After 32 years of service as a government school teacher, the man had turned to his ancestral profession of farming in a 3.5-acre land. He had inherited 1.5 acres from his family and acquired the remaining two over time.
It’s been more than two decades and he continues to grow chemical-free paddy. But that’s not the only reason the retired teacher-turned-organic farmer is famous. In the last 24 years, the man has trained more than 2,000 farmers on the use of native seeds, organic manure and pesticides at a knowledge and training centre he set up in collaboration with like-minded farmers.

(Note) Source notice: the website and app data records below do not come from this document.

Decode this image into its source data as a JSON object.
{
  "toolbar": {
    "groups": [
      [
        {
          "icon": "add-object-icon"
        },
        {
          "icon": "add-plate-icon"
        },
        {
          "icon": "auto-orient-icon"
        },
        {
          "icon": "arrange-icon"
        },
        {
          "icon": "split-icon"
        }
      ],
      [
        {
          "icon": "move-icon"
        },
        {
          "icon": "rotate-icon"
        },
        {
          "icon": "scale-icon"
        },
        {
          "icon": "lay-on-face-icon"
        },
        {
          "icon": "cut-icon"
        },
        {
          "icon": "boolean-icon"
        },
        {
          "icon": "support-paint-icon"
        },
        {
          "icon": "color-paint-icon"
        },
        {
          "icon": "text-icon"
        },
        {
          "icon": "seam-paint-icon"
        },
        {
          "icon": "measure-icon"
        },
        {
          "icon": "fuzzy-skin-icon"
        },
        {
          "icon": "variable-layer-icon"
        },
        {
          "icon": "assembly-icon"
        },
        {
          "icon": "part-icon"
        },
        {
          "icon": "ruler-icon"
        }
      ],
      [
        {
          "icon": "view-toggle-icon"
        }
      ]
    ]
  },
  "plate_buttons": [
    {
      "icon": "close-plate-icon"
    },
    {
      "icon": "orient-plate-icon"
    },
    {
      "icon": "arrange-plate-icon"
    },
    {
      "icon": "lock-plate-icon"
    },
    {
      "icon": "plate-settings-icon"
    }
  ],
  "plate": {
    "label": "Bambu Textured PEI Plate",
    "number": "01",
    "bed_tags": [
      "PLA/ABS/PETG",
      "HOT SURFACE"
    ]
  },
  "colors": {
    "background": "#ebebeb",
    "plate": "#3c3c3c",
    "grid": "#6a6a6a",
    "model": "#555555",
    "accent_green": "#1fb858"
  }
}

Their group is called the Rajendra Desi Chasa Gabesana Kendra (Rajendra Native Farm Research Centre). It is run by a Trust, Loka Samabaya Pratisthan, chaired by MR. Sarangi. Through this initiative, he has preserved, multiplied and distributed close to 700 varieties of indigenous paddy!
The 86-year-old started teaching in 1960, and had an illustrious career spanning 32 years before he retired in 1992. The pesticide poisoning incident pushed Sarangi to switch to organic farming in 1996.
Each year, they produce 100 quintals of these indigenous seeds and distribute them across Kerala, Tamil Nadu, Maharashtra, Andhra Pradesh, Uttar Pradesh, Chhattisgarh and Gujarat.